In this series of snapshots, ISS Corporate Solutions examines the key corporate issues raised by this season’s shareholder resolutions. In this installment, we look at resolutions focused in campaign contributions, including calls for greater disclosure. Voting results are based on filings by companies up to June 13, 2022.
More shareholder resolutions were filed in the 2022 proxy season than in the previous year, with 586 environmental and social proposals submitted at U.S. companies so far, compared with 561 in 2021. Though many have since been withdrawn, many have been or will be voted on. According to data from ISS Corporate Solutions, 569 shareholder resolutions on ESG issues have either been voted on or are pending in annual meetings through November this year.
Types of Resolutions
There were a number of different kinds of resolutions focused on political spending, all trying to get at slightly differing types of information:
- Report on Political Contributions
- Report on Congruency of Political Spending with Company Values and Priorities
- Report on Global Public Policy and Political Influence
- Report on Political Contributions and Expenditures
- Issue Transparency Report on Global Public Policy and Political Influence
While many shareholders remain concerned about companies’ political spending, engagement efforts over the years have improved disclosures about contributions at many corporations, especially the larger ones. However, social and political unrest has put the spotlight on companies whose support of certain individual candidates may be at odds with public statements about issues such as racial justice, gun control, LGBTQ rights and election integrity. These concerns have raised the profile of political contributions and have given rise to resolutions about transparency and congruency of spending and a company’s stated values.
A typical congruency proposal might look at societal issues such as environmental sustainability; diversity, equity and inclusion; social justice; and economic empowerment of women. Such resolutions seek answers to why “politically focused expenditures appear to be misaligned with public statements on company values, views, and operational practices.” One resolution in particular questioned a company’s support for lawmakers who are working to limit access to reproductive healthcare, supporting legislation restricting public protest and backing laws that could potentially result in voter suppression, given the company’s clearly stated public support for gender equality, civil rights and voting rights.
Some 19 proposals were filed on political spending in this year’s proxy season, with 16 already coming to a vote.
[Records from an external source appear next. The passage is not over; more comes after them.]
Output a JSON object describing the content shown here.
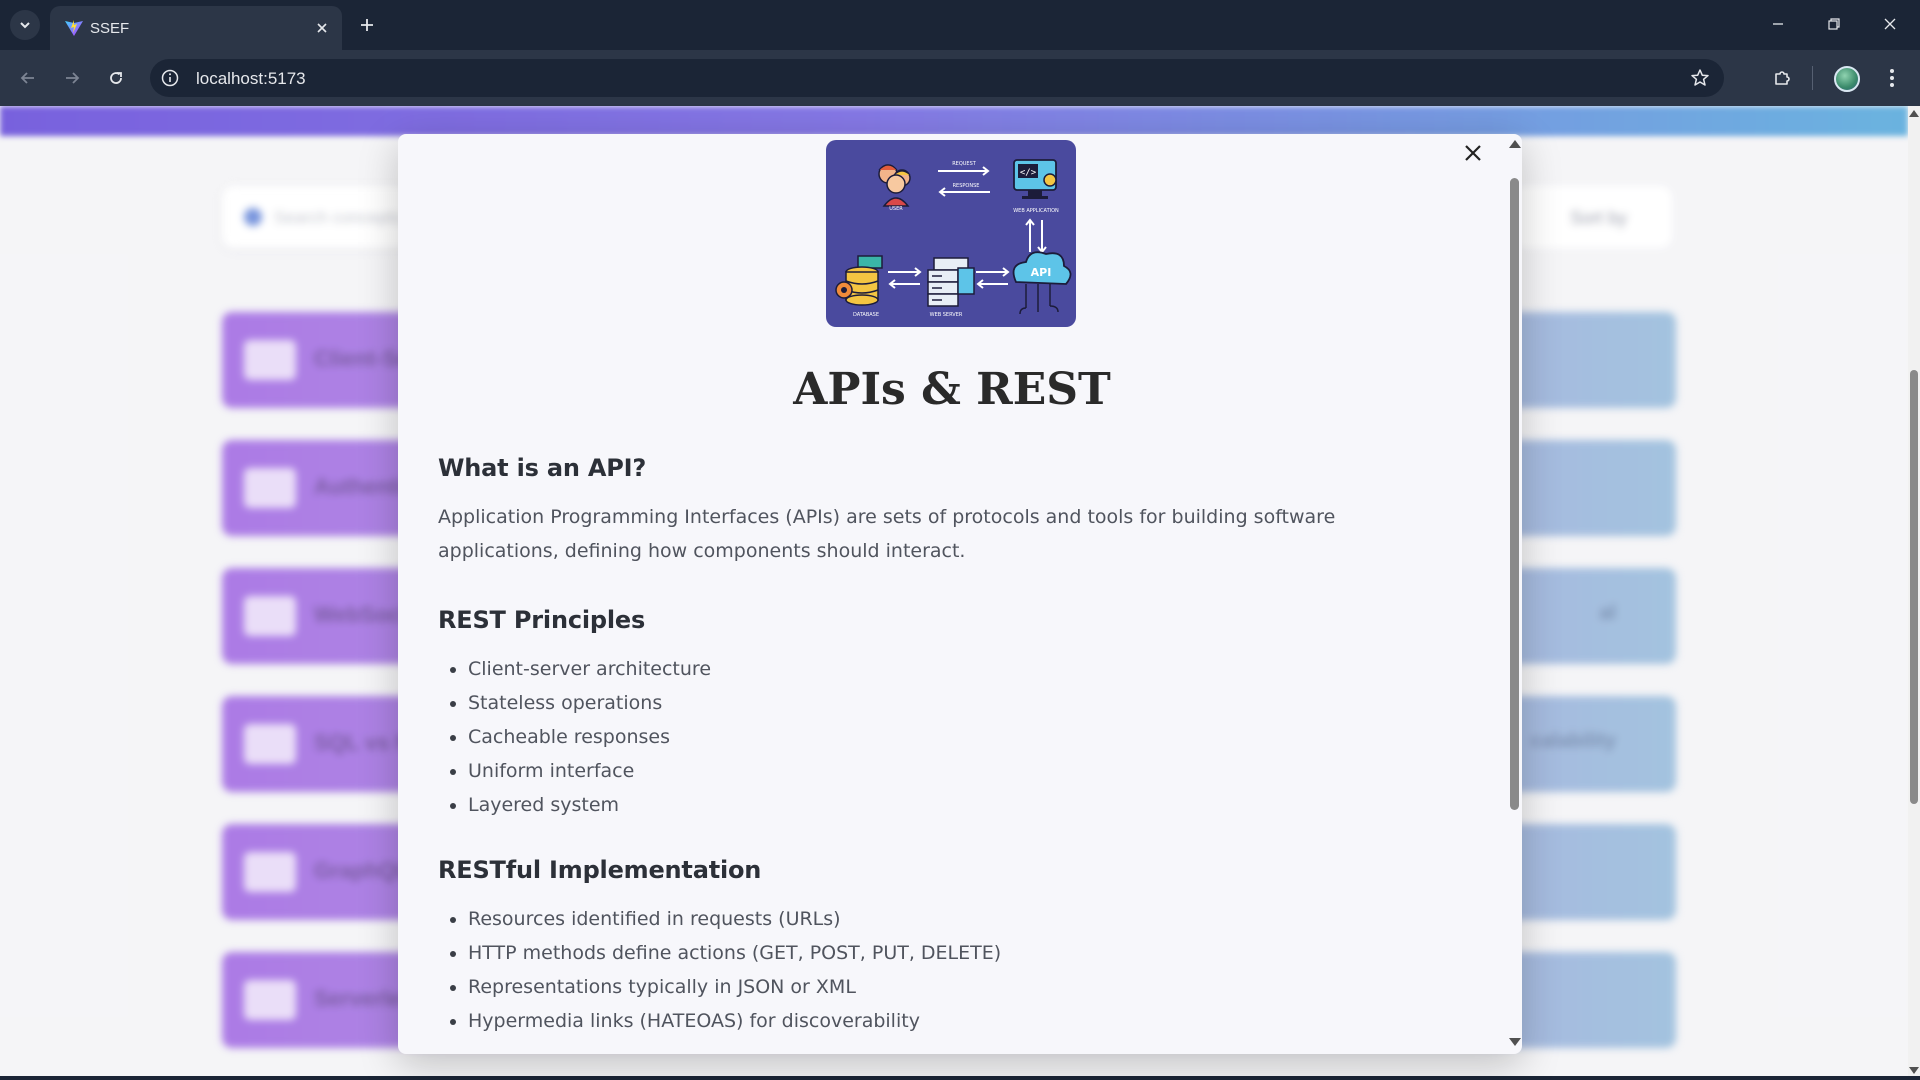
{
  "browser": {
    "tab_title": "SSEF",
    "url": "localhost:5173"
  },
  "page": {
    "search_placeholder": "Search concepts...",
    "sort_label": "Sort by",
    "cards": [
      {
        "title": "Client-Server Model",
        "right": ""
      },
      {
        "title": "Authentication",
        "right": ""
      },
      {
        "title": "WebSockets",
        "right": "al"
      },
      {
        "title": "SQL vs NoSQL",
        "right": "calability"
      },
      {
        "title": "GraphQL",
        "right": ""
      },
      {
        "title": "Serverless",
        "right": ""
      }
    ]
  },
  "modal": {
    "image_labels": {
      "user": "USER",
      "request": "REQUEST",
      "response": "RESPONSE",
      "web_application": "WEB APPLICATION",
      "database": "DATABASE",
      "web_server": "WEB SERVER",
      "api": "API"
    },
    "title": "APIs & REST",
    "sections": [
      {
        "heading": "What is an API?",
        "paragraph": "Application Programming Interfaces (APIs) are sets of protocols and tools for building software applications, defining how components should interact."
      },
      {
        "heading": "REST Principles",
        "items": [
          "Client-server architecture",
          "Stateless operations",
          "Cacheable responses",
          "Uniform interface",
          "Layered system"
        ]
      },
      {
        "heading": "RESTful Implementation",
        "items": [
          "Resources identified in requests (URLs)",
          "HTTP methods define actions (GET, POST, PUT, DELETE)",
          "Representations typically in JSON or XML",
          "Hypermedia links (HATEOAS) for discoverability"
        ]
      }
    ]
  },
  "colors": {
    "chrome_dark": "#1b2536",
    "chrome_mid": "#2c3647",
    "modal_bg": "#f7f7fb",
    "card_gradient_start": "#9a5ee0",
    "card_gradient_end": "#8fb6d8"
  }
}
Two of those, (Dollar General Corporation and Twitter, Inc.) received majority support. Overall average support was 34.1%. While the highest level of support was over 50%, the lowest was 4.2% at DISH Network Corporation, a company that is majority owned by insiders.
Late 2021 Proxy Season Votes
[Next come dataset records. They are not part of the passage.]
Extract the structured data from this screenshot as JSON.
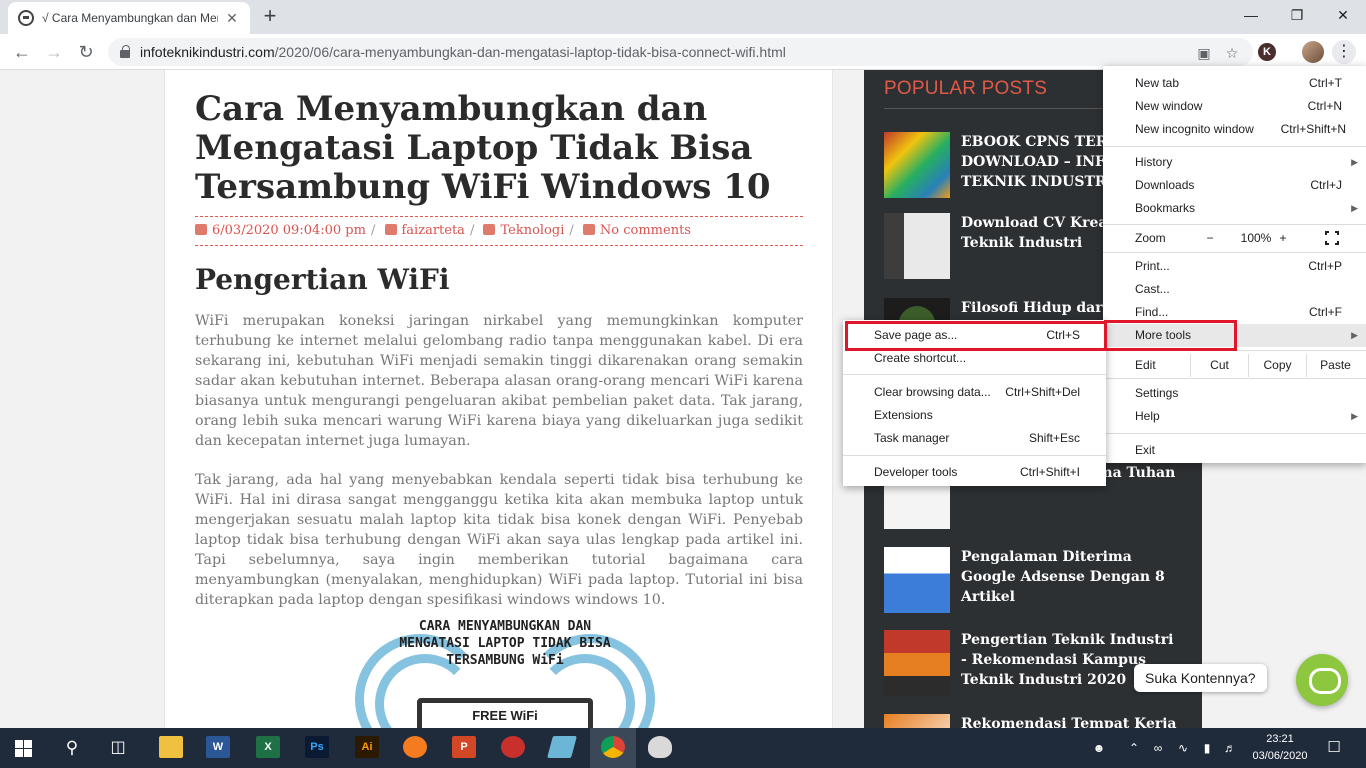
{
  "browser": {
    "tab_title": "√ Cara Menyambungkan dan Mengatasi Laptop",
    "url_host": "infoteknikindustri.com",
    "url_path": "/2020/06/cara-menyambungkan-dan-mengatasi-laptop-tidak-bisa-connect-wifi.html",
    "profile_letter": "K",
    "new_tab_glyph": "+",
    "close_glyph": "✕"
  },
  "article": {
    "title": "Cara Menyambungkan dan Mengatasi Laptop Tidak Bisa Tersambung WiFi Windows 10",
    "date": "6/03/2020 09:04:00 pm",
    "author": "faizarteta",
    "category": "Teknologi",
    "comments": "No comments",
    "section_heading": "Pengertian WiFi",
    "paragraph1": "WiFi merupakan koneksi jaringan nirkabel yang memungkinkan komputer terhubung ke internet melalui gelombang radio tanpa menggunakan kabel. Di era sekarang ini, kebutuhan WiFi menjadi semakin tinggi dikarenakan orang semakin sadar akan kebutuhan internet. Beberapa alasan orang-orang mencari WiFi karena biasanya untuk mengurangi pengeluaran akibat pembelian paket data. Tak jarang, orang lebih suka mencari warung WiFi karena biaya yang dikeluarkan juga sedikit dan kecepatan internet juga lumayan.",
    "paragraph2": "Tak jarang, ada hal yang menyebabkan kendala seperti tidak bisa terhubung ke WiFi. Hal ini dirasa sangat mengganggu ketika kita akan membuka laptop untuk mengerjakan sesuatu malah laptop kita tidak bisa konek dengan WiFi. Penyebab laptop tidak bisa terhubung dengan WiFi akan saya ulas lengkap pada artikel ini. Tapi sebelumnya, saya ingin memberikan tutorial bagaimana cara menyambungkan (menyalakan, menghidupkan) WiFi pada laptop. Tutorial ini bisa diterapkan pada laptop dengan spesifikasi windows windows 10.",
    "hero_caption": "CARA MENYAMBUNGKAN DAN MENGATASI LAPTOP TIDAK BISA TERSAMBUNG WiFi",
    "hero_box": "FREE WiFi"
  },
  "sidebar": {
    "heading": "POPULAR POSTS",
    "posts": [
      {
        "title": "EBOOK CPNS TERBARU DOWNLOAD – INFO TEKNIK INDUSTRI"
      },
      {
        "title": "Download CV Kreatif Teknik Industri"
      },
      {
        "title": "Filosofi Hidup dari Kopi"
      },
      {
        "title": "... dengan Algoritma Tuhan"
      },
      {
        "title": "Pengalaman Diterima Google Adsense Dengan 8 Artikel"
      },
      {
        "title": "Pengertian Teknik Industri - Rekomendasi Kampus Teknik Industri 2020"
      },
      {
        "title": "Rekomendasi Tempat Kerja"
      }
    ]
  },
  "chat": {
    "label": "Suka Kontennya?"
  },
  "menu": {
    "new_tab": "New tab",
    "new_tab_sc": "Ctrl+T",
    "new_window": "New window",
    "new_window_sc": "Ctrl+N",
    "incognito": "New incognito window",
    "incognito_sc": "Ctrl+Shift+N",
    "history": "History",
    "downloads": "Downloads",
    "downloads_sc": "Ctrl+J",
    "bookmarks": "Bookmarks",
    "zoom": "Zoom",
    "zoom_minus": "−",
    "zoom_value": "100%",
    "zoom_plus": "+",
    "print": "Print...",
    "print_sc": "Ctrl+P",
    "cast": "Cast...",
    "find": "Find...",
    "find_sc": "Ctrl+F",
    "more_tools": "More tools",
    "edit": "Edit",
    "cut": "Cut",
    "copy": "Copy",
    "paste": "Paste",
    "settings": "Settings",
    "help": "Help",
    "exit": "Exit",
    "submenu_arrow": "▶"
  },
  "submenu": {
    "save_page": "Save page as...",
    "save_page_sc": "Ctrl+S",
    "create_shortcut": "Create shortcut...",
    "clear_data": "Clear browsing data...",
    "clear_data_sc": "Ctrl+Shift+Del",
    "extensions": "Extensions",
    "task_manager": "Task manager",
    "task_manager_sc": "Shift+Esc",
    "dev_tools": "Developer tools",
    "dev_tools_sc": "Ctrl+Shift+I"
  },
  "taskbar": {
    "word": "W",
    "excel": "X",
    "photoshop": "Ps",
    "illustrator": "Ai",
    "powerpoint": "P",
    "time": "23:21",
    "date": "03/06/2020"
  },
  "colors": {
    "accent_red": "#e05a47",
    "highlight_box": "#e0162b",
    "sidebar_bg": "#2d3033",
    "chat_green": "#8dc63f"
  }
}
To expand coverage of these issues, the series also looks at shareholder resolutions that were voted on from October through December last year, as several large companies hold annual meetings during this period and are often excluded from analyses.
Two votes on lobbying resolutions took place during this period, at Nike and Oracle. The vote in favor of the proposal at Nike was over 30%. At Oracle, a company with very high insider ownership (CEO Lawrence Ellison owns more than 40% of the outstanding stock) support for the resolution was just over 5%.
This post comes to us from Institutional Shareholder Services. It is based on the firm’s article, “Shareholder Resolutions in
Review: Political Spending,” date June 23, 2022, and available here.